This is an engaging and simply told tale of Leon’s years as a child of the Holocaust. One of the lucky 1200 Jews on Oskar Schindler’s legendary list, Leon’s life was one of hardship, loss and terrible personal suffering. To not only have survived, but gone on to emigrate to the US and build a new life, is amazing and inspiring.
It is clear right from the outset that Leon wants to share his story so the sins of the past will not be repeated. It is interesting to read his reaction when he boards a bus in the South during the 1960s. Moving to the back of the bus, as he has always done (because as Jews they were always crammed into the back of the bus), he is told not to do so because that is where the negroes belong. He recalls being confused and saddened that such discrimination could take place in a country that called itself the land of the free.
The photograph of the page of Schindler’s list that contains Leon’s name (his real name is Leib Lejzon)is poignant, as are the photos of members of his family that were lost to the Holocaust.

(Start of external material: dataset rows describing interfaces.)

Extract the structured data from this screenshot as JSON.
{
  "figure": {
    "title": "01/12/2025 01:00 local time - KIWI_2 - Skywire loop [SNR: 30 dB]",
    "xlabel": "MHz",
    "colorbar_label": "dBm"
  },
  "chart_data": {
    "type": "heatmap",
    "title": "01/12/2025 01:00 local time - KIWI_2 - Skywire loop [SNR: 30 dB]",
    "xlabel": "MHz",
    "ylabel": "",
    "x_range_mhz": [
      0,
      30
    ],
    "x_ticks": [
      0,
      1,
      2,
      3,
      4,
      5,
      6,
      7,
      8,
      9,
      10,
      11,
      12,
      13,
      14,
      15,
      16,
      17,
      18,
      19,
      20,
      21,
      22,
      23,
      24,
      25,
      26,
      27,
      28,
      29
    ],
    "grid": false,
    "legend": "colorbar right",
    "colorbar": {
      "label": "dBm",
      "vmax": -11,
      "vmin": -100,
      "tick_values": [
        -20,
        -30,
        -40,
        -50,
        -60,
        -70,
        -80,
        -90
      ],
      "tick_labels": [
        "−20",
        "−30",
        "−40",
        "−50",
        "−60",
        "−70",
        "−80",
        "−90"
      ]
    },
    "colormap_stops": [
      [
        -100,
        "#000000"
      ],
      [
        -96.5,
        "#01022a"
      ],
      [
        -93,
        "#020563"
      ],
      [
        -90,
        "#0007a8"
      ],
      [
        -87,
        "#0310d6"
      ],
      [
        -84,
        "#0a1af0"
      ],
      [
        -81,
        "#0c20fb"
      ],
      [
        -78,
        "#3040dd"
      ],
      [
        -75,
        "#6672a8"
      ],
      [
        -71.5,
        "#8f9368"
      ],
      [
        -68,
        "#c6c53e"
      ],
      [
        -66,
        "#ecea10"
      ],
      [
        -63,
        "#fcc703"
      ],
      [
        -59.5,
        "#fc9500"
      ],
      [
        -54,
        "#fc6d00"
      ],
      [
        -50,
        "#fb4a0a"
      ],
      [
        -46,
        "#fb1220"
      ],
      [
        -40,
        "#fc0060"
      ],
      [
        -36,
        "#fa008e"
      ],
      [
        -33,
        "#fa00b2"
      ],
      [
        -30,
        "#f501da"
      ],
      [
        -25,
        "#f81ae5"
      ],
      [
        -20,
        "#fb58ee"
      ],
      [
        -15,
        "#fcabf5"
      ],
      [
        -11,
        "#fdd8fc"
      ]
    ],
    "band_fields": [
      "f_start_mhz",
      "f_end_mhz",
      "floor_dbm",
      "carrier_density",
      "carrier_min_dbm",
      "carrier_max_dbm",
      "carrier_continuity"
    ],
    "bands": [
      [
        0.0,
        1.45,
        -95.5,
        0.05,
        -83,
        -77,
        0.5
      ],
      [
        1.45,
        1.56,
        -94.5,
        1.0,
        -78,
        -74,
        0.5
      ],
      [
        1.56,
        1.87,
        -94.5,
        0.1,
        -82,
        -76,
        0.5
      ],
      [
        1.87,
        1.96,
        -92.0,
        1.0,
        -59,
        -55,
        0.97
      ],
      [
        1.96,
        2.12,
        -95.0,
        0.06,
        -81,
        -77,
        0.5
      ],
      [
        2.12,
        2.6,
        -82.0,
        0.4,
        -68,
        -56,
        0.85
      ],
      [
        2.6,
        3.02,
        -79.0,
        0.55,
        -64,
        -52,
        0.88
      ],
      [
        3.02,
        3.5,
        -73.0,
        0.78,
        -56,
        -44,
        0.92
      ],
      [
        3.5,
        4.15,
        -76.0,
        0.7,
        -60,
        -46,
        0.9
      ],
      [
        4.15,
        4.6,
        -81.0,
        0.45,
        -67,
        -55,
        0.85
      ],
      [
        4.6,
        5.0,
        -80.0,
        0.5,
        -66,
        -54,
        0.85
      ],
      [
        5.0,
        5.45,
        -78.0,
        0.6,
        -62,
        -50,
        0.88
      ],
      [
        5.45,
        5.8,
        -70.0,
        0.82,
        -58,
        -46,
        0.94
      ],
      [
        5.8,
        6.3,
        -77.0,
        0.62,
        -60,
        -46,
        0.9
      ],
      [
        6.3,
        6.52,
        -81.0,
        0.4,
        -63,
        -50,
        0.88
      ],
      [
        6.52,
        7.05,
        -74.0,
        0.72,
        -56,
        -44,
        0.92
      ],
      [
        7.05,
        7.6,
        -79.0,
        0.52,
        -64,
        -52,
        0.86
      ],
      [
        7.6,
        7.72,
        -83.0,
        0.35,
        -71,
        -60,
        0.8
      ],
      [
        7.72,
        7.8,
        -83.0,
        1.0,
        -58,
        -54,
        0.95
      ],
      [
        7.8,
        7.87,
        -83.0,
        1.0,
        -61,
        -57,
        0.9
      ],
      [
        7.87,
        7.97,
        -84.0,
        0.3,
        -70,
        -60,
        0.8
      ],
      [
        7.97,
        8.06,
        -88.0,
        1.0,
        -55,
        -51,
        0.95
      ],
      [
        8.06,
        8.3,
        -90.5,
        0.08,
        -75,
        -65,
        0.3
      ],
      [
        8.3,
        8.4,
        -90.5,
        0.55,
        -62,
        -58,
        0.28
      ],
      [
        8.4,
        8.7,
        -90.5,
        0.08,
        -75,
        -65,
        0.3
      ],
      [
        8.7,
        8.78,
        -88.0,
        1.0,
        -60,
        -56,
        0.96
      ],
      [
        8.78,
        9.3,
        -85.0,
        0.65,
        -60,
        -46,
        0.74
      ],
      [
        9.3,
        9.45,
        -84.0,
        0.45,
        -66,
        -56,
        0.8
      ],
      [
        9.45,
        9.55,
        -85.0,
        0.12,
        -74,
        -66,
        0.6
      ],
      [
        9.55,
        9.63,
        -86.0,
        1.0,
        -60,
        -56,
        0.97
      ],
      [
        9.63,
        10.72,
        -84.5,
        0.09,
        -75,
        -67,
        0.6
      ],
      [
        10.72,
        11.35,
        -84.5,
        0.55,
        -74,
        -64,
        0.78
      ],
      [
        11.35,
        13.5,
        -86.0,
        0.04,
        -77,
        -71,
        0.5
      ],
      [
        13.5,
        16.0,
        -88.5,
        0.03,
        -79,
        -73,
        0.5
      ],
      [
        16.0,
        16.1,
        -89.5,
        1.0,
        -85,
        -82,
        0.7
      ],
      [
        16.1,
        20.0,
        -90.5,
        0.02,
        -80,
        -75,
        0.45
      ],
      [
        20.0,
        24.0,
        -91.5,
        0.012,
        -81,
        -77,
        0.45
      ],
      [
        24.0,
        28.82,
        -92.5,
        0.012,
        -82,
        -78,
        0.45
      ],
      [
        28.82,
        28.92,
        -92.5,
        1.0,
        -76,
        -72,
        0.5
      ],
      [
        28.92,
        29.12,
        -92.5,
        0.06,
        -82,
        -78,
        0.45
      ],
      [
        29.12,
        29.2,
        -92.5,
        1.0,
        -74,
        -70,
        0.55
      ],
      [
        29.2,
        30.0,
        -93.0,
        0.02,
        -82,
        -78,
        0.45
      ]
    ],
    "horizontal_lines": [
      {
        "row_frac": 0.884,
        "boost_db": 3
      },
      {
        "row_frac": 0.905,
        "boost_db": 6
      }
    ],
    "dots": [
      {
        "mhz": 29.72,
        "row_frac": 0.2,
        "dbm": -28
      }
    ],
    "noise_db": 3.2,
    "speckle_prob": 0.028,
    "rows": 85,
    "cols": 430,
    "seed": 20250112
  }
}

Whilst the subject matter is, obviously, confronting, the style is suitable for Year 5 and up and could be used as a companion to Morris Gleitzman’s Once.